TASK STATEMENT:
Give the count of lines below that include the word "JSON", and say nothing else.

Collection entries

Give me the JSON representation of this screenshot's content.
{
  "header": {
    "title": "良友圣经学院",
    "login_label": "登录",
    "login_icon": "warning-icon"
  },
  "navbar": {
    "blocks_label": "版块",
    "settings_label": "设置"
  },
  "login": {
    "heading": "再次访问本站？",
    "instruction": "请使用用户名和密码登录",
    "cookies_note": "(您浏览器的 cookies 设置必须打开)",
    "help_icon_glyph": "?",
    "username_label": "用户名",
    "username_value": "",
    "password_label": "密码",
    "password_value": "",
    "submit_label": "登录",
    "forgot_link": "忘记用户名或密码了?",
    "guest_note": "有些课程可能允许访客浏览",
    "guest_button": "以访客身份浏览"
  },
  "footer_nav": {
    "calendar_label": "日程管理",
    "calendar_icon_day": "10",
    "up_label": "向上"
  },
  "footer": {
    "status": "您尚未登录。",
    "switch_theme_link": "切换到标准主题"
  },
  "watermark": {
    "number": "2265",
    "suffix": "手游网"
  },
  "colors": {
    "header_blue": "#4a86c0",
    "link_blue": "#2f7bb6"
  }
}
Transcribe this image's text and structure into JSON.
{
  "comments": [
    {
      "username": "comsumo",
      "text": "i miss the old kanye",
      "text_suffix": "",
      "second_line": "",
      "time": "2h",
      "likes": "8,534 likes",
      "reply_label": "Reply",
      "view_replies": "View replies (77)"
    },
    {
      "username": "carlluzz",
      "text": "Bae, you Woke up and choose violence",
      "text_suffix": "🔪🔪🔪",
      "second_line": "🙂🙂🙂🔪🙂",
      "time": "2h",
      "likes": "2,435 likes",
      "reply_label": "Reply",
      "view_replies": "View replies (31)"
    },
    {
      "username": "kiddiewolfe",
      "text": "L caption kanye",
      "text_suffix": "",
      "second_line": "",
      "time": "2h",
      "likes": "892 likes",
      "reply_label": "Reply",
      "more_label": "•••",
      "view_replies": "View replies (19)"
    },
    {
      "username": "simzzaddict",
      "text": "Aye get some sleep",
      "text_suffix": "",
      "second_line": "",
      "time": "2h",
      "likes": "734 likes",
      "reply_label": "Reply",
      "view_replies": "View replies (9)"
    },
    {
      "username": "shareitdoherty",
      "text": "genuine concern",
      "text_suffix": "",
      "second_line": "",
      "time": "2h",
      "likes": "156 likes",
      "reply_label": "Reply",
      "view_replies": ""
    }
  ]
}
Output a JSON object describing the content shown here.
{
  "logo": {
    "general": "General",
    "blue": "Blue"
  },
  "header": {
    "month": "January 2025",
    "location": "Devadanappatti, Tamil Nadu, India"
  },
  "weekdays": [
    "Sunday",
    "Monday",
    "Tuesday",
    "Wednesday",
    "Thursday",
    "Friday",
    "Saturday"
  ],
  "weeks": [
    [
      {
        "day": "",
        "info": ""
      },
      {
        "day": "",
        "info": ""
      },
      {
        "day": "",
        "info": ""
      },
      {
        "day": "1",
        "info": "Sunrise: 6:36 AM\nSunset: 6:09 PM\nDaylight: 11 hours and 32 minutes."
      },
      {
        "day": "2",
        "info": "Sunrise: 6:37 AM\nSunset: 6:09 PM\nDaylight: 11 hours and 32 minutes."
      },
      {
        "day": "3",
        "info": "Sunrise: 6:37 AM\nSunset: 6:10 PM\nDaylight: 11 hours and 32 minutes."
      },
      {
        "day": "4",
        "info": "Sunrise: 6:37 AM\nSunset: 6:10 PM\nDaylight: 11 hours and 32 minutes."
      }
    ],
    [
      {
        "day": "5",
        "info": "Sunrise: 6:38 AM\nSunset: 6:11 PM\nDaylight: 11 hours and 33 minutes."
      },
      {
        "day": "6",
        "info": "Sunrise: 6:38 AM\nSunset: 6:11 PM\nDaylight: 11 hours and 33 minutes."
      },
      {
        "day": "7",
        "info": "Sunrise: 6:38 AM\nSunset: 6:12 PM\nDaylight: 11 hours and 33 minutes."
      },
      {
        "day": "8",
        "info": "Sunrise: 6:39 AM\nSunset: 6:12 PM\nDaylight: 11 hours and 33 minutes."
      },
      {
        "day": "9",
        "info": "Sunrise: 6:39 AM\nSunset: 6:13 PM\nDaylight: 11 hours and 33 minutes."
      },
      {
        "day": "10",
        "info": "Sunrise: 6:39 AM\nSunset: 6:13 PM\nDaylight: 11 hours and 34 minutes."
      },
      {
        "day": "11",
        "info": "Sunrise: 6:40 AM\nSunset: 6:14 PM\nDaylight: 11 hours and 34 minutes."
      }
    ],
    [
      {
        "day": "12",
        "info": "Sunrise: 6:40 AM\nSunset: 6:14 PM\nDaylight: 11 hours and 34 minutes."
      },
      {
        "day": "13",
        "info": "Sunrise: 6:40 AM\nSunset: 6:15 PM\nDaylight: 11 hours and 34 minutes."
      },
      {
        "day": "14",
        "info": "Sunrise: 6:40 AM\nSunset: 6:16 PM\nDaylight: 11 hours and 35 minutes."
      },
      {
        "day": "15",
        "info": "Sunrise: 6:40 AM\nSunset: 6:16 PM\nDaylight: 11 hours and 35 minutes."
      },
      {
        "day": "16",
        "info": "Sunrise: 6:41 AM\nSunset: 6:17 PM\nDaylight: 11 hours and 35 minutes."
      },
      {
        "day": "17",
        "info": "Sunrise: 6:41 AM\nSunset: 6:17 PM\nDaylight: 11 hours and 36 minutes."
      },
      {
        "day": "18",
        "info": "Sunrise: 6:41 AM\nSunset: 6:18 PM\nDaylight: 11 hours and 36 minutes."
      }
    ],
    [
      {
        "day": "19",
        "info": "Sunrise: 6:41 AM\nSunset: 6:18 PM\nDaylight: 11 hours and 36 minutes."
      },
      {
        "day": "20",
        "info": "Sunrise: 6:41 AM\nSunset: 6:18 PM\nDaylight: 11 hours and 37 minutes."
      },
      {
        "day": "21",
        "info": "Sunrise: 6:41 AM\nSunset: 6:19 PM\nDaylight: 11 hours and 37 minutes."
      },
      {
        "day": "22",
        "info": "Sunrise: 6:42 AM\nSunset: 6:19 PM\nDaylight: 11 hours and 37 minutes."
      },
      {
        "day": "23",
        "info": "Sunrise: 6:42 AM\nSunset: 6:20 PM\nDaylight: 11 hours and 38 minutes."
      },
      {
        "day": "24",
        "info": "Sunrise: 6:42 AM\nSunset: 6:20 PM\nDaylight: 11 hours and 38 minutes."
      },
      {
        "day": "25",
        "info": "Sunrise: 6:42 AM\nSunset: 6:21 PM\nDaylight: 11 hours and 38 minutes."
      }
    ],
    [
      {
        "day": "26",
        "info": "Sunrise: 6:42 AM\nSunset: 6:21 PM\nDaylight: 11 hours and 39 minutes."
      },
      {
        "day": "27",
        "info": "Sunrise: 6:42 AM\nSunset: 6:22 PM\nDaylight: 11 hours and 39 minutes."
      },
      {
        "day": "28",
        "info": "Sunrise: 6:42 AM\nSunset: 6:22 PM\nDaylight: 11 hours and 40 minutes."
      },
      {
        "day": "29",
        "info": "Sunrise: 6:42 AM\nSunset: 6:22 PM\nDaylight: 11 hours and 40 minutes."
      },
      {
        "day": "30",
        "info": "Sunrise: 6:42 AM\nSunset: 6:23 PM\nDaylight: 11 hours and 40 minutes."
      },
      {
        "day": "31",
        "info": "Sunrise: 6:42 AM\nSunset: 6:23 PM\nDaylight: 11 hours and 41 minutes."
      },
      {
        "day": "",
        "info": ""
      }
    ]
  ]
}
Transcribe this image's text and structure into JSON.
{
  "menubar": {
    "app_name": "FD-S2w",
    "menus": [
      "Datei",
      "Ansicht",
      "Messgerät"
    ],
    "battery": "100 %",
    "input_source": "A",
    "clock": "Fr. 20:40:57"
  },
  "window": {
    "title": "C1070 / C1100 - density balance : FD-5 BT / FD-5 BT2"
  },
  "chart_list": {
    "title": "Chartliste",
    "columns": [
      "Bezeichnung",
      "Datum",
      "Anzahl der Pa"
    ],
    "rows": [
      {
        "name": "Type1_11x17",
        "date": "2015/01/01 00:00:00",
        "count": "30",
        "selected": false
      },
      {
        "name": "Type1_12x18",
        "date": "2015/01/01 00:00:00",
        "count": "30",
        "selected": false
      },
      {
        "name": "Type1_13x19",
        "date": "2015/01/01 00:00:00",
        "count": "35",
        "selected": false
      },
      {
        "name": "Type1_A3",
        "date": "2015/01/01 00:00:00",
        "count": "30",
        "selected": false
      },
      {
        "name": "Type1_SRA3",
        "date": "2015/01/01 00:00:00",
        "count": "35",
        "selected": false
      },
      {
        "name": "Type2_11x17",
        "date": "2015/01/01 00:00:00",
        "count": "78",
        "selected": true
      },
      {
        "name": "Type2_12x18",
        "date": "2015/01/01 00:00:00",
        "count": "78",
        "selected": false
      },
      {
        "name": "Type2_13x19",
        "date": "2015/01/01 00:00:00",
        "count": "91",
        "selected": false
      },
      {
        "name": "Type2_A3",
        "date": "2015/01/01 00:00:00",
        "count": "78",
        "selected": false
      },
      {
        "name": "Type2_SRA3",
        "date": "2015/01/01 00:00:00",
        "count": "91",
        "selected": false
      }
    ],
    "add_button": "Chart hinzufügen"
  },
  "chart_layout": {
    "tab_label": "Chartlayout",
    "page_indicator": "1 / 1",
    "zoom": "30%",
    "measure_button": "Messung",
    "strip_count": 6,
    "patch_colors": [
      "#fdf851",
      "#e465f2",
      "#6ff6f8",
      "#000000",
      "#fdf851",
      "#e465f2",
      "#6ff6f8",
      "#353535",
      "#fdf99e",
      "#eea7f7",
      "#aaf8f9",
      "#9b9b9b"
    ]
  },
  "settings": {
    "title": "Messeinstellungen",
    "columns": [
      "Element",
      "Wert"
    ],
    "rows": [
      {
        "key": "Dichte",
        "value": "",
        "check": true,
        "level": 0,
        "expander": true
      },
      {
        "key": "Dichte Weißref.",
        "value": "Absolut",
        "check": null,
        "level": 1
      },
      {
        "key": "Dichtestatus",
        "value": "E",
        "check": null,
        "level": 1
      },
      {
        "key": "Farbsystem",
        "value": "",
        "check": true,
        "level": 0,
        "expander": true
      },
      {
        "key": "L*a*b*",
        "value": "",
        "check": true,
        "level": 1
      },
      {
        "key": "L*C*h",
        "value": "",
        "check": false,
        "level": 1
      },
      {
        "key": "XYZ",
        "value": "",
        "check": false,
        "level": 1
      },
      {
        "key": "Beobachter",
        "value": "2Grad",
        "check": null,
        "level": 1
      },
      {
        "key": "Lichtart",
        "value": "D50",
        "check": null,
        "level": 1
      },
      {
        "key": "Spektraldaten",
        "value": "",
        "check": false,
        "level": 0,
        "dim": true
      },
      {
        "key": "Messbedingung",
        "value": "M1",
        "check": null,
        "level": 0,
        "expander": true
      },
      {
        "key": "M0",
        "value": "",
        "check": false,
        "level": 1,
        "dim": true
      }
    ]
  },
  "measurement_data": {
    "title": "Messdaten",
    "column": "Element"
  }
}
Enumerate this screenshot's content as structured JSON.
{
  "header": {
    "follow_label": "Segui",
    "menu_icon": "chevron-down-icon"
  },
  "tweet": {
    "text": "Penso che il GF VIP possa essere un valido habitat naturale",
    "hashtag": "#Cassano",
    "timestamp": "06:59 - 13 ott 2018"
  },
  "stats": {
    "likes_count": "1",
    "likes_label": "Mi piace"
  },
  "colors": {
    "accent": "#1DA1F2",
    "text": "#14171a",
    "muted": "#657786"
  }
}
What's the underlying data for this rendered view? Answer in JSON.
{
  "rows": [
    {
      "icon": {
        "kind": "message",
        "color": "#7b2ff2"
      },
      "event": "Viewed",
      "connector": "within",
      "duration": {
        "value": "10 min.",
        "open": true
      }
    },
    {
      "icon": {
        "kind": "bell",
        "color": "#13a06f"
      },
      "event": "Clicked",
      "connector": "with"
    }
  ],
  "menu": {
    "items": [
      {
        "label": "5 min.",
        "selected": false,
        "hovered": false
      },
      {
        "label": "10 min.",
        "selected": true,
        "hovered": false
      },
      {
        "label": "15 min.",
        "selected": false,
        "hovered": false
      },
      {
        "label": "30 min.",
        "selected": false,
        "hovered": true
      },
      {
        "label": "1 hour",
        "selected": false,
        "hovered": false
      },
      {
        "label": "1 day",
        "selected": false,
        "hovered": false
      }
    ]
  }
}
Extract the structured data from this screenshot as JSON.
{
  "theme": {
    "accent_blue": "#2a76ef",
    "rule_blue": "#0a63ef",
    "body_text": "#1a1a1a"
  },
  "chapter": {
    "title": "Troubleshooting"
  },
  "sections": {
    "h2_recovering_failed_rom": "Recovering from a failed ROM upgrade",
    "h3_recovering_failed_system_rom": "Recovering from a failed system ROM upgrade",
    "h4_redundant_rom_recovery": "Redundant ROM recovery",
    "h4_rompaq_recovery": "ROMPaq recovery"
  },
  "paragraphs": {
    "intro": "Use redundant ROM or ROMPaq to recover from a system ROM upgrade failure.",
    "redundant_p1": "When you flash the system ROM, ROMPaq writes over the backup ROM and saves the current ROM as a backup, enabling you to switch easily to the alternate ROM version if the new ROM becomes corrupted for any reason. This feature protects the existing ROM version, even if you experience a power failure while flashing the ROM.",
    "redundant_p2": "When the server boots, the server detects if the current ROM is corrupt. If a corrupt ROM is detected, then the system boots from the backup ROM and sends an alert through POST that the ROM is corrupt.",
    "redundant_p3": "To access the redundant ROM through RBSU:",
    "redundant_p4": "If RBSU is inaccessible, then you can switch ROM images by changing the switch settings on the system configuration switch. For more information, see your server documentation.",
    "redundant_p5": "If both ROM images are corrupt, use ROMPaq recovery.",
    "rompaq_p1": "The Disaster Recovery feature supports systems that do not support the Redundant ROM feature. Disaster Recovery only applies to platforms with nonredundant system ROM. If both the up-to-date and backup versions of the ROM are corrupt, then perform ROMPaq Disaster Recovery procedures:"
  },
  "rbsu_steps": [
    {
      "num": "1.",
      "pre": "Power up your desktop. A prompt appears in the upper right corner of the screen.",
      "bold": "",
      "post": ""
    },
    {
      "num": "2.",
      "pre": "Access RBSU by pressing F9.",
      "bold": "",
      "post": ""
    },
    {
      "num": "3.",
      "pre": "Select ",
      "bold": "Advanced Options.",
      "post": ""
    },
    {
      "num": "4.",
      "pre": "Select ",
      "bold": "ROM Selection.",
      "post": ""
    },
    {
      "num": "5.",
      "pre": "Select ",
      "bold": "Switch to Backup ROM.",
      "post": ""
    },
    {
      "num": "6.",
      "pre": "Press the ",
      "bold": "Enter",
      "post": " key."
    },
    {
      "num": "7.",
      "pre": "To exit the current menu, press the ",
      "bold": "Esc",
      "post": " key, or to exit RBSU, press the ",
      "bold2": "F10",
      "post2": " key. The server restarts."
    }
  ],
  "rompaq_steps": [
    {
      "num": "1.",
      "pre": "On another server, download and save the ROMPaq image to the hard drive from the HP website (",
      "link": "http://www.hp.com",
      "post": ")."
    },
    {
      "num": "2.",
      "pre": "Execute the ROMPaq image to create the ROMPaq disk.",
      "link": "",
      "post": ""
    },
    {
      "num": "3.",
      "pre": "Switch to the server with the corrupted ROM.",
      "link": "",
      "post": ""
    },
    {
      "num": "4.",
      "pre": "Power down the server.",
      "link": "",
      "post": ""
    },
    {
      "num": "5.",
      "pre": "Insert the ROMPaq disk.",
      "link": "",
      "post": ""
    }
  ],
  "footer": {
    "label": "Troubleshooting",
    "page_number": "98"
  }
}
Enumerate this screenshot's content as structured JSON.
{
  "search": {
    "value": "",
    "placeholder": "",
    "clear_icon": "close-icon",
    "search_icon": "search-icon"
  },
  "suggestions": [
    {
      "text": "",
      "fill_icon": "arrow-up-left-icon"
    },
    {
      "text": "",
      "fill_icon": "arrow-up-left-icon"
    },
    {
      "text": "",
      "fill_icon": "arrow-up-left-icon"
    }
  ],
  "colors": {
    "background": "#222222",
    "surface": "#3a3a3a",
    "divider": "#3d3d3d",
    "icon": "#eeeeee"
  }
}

SOLUTION TO THIS PROBLEM:
8